The teachers sitting in the twilight don’t know what to do except show up in classrooms each day to begin their lessons. Page by page they go, week by week, some of them despairing, others relying on short sentences of borrowed wisdom.

They say that blame only goes so far in a country that is meager to begin with and where, in some classrooms, 100 pairs of eyes follow chalk marks across the board.

“If we continue like this, the future will be terrible,” says Aref Nagi Almothalaa, a deputy principal. “It pains me every day. I want my nation to excel culturally and economically.”

“Without hope,” says Hezam, “the heart breaks.”

Kumaim prefers biting one-liners. A mercurial man, he moves from the hardened dirt of the schoolyard to classrooms of grimy walls, patting heads and lecturing students along the way, scratching his beard between thoughts. He wedges between the boys in chemistry class and, looking around at the empty desktops and lack of equipment, says, “Education here is mainly theoretical.”

He smiles, but it burns away fast.

“When a student graduates, he’ll find difficulties getting into a university,” he says. “And if he attends university, he probably won’t get a job. Only 5% of university graduates find work. The state is failing not only the students, but all of us.”

The high school boys -- teenage girls attend separate schools -- wait for the noon bell to go home. Kumaim waves to younger girls and boys gathering on the other side of the schoolyard for the afternoon elementary session.

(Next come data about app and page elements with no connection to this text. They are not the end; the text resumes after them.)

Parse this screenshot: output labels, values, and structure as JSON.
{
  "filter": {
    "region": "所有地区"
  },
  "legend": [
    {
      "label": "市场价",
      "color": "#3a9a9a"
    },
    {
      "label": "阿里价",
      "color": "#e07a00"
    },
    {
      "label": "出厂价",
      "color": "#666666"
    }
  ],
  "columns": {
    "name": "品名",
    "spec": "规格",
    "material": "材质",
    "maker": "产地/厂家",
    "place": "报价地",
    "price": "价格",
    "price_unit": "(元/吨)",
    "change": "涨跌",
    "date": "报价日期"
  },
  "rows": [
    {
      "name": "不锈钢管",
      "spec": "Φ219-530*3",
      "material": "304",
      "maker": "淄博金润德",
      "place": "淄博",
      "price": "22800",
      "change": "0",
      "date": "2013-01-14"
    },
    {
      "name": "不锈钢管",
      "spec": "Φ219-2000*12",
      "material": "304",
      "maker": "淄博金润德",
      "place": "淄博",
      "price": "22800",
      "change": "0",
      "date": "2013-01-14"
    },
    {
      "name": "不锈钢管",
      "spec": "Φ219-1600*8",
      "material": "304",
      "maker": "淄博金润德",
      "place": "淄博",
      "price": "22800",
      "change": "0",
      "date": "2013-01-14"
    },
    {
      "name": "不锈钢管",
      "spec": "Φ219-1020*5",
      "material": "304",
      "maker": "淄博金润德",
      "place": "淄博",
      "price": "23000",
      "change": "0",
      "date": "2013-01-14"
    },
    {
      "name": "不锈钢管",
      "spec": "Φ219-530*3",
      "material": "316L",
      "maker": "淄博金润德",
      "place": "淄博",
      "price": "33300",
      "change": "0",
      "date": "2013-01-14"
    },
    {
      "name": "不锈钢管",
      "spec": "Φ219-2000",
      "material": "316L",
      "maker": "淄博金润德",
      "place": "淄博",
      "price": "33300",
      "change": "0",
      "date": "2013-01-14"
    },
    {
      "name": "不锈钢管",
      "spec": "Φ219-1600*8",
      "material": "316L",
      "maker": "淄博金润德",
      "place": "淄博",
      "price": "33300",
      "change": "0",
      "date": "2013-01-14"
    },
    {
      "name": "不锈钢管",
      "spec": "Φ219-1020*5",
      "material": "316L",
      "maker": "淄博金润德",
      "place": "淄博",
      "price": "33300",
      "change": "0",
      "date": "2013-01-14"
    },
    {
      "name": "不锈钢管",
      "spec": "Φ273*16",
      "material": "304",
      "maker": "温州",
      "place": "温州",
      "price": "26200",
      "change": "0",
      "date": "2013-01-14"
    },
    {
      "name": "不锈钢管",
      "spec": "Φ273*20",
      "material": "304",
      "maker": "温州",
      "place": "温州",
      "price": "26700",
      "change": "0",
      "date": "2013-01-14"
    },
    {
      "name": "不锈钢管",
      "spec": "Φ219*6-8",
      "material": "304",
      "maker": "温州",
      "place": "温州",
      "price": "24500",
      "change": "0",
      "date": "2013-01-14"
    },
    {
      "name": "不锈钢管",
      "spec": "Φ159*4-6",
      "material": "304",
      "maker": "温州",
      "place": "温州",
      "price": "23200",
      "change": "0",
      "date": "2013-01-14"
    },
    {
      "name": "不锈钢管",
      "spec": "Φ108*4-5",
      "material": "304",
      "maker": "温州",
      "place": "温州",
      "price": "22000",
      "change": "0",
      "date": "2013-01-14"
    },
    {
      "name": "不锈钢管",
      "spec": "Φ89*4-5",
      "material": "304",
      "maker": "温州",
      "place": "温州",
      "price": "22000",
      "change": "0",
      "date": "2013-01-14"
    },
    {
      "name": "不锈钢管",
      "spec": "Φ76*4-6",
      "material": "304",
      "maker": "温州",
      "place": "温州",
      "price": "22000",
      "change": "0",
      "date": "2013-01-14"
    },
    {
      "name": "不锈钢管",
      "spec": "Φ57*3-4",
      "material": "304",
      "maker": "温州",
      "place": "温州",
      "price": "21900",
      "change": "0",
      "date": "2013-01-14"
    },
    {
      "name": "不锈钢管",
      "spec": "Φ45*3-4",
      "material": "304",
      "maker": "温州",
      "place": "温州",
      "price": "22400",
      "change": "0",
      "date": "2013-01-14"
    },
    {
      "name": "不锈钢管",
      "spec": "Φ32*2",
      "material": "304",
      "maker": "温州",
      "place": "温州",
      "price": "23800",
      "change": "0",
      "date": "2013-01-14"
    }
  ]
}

He walks along a courtyard wall painted in bright colors. He steps through a gate and slips into the crowd on the street, disappearing into a car that in a little more than an hour will have him on his parched tribal lands beyond the city.